>>>

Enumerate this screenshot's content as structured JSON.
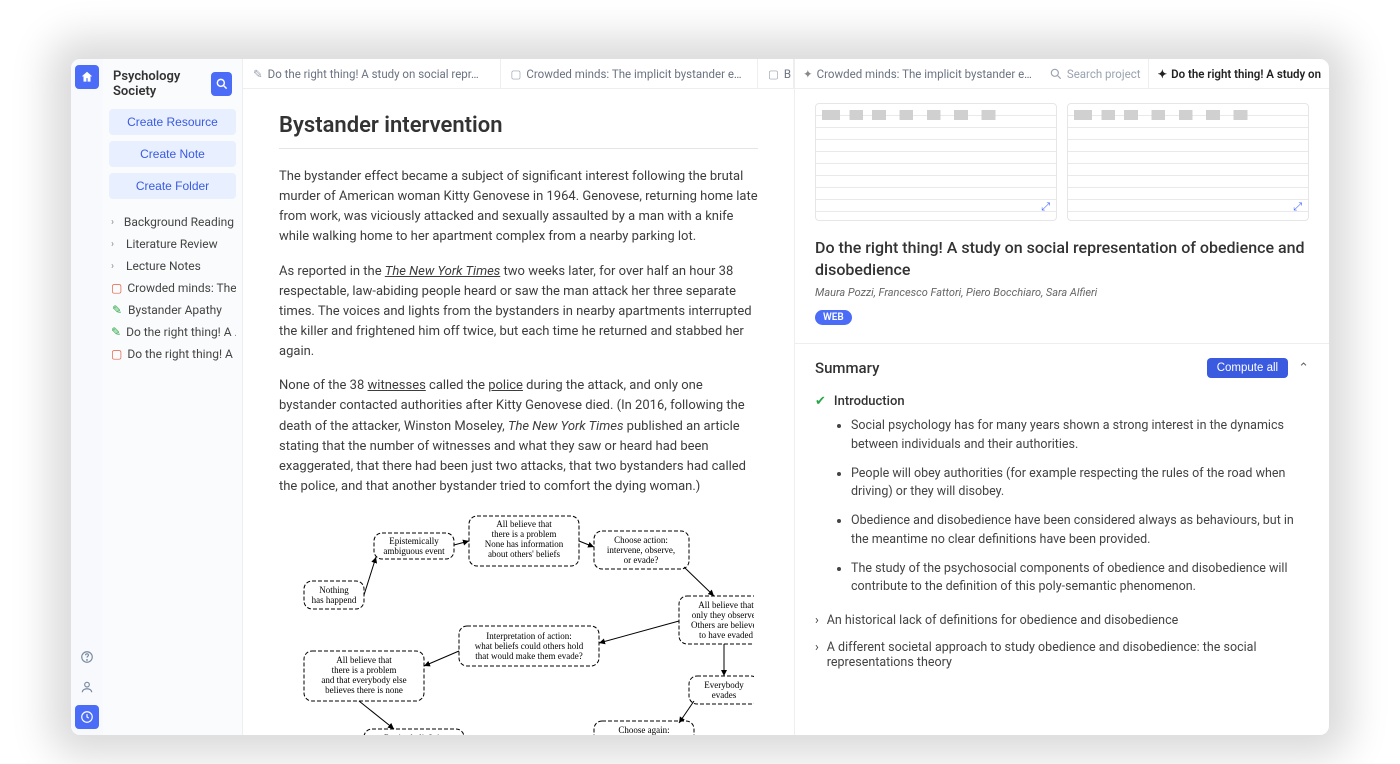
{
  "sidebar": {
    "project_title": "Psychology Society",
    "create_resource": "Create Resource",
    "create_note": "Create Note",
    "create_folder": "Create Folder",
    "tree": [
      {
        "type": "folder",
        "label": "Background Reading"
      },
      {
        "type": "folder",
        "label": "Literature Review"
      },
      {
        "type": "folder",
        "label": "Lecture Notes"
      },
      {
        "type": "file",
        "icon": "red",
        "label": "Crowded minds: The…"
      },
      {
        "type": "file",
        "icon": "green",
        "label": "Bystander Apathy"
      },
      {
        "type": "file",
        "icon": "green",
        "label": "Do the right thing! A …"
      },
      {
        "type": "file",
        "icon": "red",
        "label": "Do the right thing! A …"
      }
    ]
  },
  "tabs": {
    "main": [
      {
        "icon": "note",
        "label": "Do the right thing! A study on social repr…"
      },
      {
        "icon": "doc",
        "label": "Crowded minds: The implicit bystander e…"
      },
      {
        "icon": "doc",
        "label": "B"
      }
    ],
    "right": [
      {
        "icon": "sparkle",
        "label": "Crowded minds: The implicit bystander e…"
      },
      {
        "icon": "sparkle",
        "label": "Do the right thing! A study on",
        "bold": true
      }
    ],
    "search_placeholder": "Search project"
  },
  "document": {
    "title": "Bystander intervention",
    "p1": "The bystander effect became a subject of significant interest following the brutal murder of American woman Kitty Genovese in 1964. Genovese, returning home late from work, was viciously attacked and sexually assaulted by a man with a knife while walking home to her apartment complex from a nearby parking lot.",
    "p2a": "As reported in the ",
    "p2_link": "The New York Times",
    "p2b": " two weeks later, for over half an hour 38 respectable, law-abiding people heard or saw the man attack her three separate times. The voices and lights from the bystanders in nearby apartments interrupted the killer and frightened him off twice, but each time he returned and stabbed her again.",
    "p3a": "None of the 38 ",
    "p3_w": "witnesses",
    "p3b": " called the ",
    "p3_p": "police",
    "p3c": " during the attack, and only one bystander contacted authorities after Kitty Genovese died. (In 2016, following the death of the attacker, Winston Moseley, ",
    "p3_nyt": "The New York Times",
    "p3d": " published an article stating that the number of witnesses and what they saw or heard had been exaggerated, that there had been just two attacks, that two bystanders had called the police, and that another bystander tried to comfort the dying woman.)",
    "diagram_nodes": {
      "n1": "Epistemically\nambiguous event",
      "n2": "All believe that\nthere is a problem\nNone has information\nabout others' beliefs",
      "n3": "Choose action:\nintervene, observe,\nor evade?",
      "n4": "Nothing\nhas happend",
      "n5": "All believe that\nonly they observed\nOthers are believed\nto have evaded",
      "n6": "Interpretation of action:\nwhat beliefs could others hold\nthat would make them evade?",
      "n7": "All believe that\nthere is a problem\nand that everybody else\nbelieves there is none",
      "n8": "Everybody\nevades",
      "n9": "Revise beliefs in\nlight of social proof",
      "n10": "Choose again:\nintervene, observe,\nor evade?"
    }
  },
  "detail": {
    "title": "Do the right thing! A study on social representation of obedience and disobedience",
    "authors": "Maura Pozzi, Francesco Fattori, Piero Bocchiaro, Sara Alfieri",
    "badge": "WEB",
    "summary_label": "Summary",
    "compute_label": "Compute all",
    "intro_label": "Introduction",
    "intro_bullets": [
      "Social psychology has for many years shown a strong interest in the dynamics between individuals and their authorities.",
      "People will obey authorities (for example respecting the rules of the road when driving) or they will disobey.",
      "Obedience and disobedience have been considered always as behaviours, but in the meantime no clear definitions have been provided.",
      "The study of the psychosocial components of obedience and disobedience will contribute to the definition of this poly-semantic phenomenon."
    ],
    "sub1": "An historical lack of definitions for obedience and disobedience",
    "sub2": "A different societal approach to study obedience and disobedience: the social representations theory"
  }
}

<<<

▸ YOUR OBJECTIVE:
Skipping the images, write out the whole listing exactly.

▸ OUTPUT OF THE TASK:
Enumerate this screenshot's content as structured JSON.
{
  "sidebar": {
    "project_title": "Psychology Society",
    "create_resource": "Create Resource",
    "create_note": "Create Note",
    "create_folder": "Create Folder",
    "tree": [
      {
        "type": "folder",
        "label": "Background Reading"
      },
      {
        "type": "folder",
        "label": "Literature Review"
      },
      {
        "type": "folder",
        "label": "Lecture Notes"
      },
      {
        "type": "file",
        "icon": "red",
        "label": "Crowded minds: The…"
      },
      {
        "type": "file",
        "icon": "green",
        "label": "Bystander Apathy"
      },
      {
        "type": "file",
        "icon": "green",
        "label": "Do the right thing! A …"
      },
      {
        "type": "file",
        "icon": "red",
        "label": "Do the right thing! A …"
      }
    ]
  },
  "tabs": {
    "main": [
      {
        "icon": "note",
        "label": "Do the right thing! A study on social repr…"
      },
      {
        "icon": "doc",
        "label": "Crowded minds: The implicit bystander e…"
      },
      {
        "icon": "doc",
        "label": "B"
      }
    ],
    "right": [
      {
        "icon": "sparkle",
        "label": "Crowded minds: The implicit bystander e…"
      },
      {
        "icon": "sparkle",
        "label": "Do the right thing! A study on",
        "bold": true
      }
    ],
    "search_placeholder": "Search project"
  },
  "document": {
    "title": "Bystander intervention",
    "p1": "The bystander effect became a subject of significant interest following the brutal murder of American woman Kitty Genovese in 1964. Genovese, returning home late from work, was viciously attacked and sexually assaulted by a man with a knife while walking home to her apartment complex from a nearby parking lot.",
    "p2a": "As reported in the ",
    "p2_link": "The New York Times",
    "p2b": " two weeks later, for over half an hour 38 respectable, law-abiding people heard or saw the man attack her three separate times. The voices and lights from the bystanders in nearby apartments interrupted the killer and frightened him off twice, but each time he returned and stabbed her again.",
    "p3a": "None of the 38 ",
    "p3_w": "witnesses",
    "p3b": " called the ",
    "p3_p": "police",
    "p3c": " during the attack, and only one bystander contacted authorities after Kitty Genovese died. (In 2016, following the death of the attacker, Winston Moseley, ",
    "p3_nyt": "The New York Times",
    "p3d": " published an article stating that the number of witnesses and what they saw or heard had been exaggerated, that there had been just two attacks, that two bystanders had called the police, and that another bystander tried to comfort the dying woman.)",
    "diagram_nodes": {
      "n1": "Epistemically\nambiguous event",
      "n2": "All believe that\nthere is a problem\nNone has information\nabout others' beliefs",
      "n3": "Choose action:\nintervene, observe,\nor evade?",
      "n4": "Nothing\nhas happend",
      "n5": "All believe that\nonly they observed\nOthers are believed\nto have evaded",
      "n6": "Interpretation of action:\nwhat beliefs could others hold\nthat would make them evade?",
      "n7": "All believe that\nthere is a problem\nand that everybody else\nbelieves there is none",
      "n8": "Everybody\nevades",
      "n9": "Revise beliefs in\nlight of social proof",
      "n10": "Choose again:\nintervene, observe,\nor evade?"
    }
  },
  "detail": {
    "title": "Do the right thing! A study on social representation of obedience and disobedience",
    "authors": "Maura Pozzi, Francesco Fattori, Piero Bocchiaro, Sara Alfieri",
    "badge": "WEB",
    "summary_label": "Summary",
    "compute_label": "Compute all",
    "intro_label": "Introduction",
    "intro_bullets": [
      "Social psychology has for many years shown a strong interest in the dynamics between individuals and their authorities.",
      "People will obey authorities (for example respecting the rules of the road when driving) or they will disobey.",
      "Obedience and disobedience have been considered always as behaviours, but in the meantime no clear definitions have been provided.",
      "The study of the psychosocial components of obedience and disobedience will contribute to the definition of this poly-semantic phenomenon."
    ],
    "sub1": "An historical lack of definitions for obedience and disobedience",
    "sub2": "A different societal approach to study obedience and disobedience: the social representations theory"
  }
}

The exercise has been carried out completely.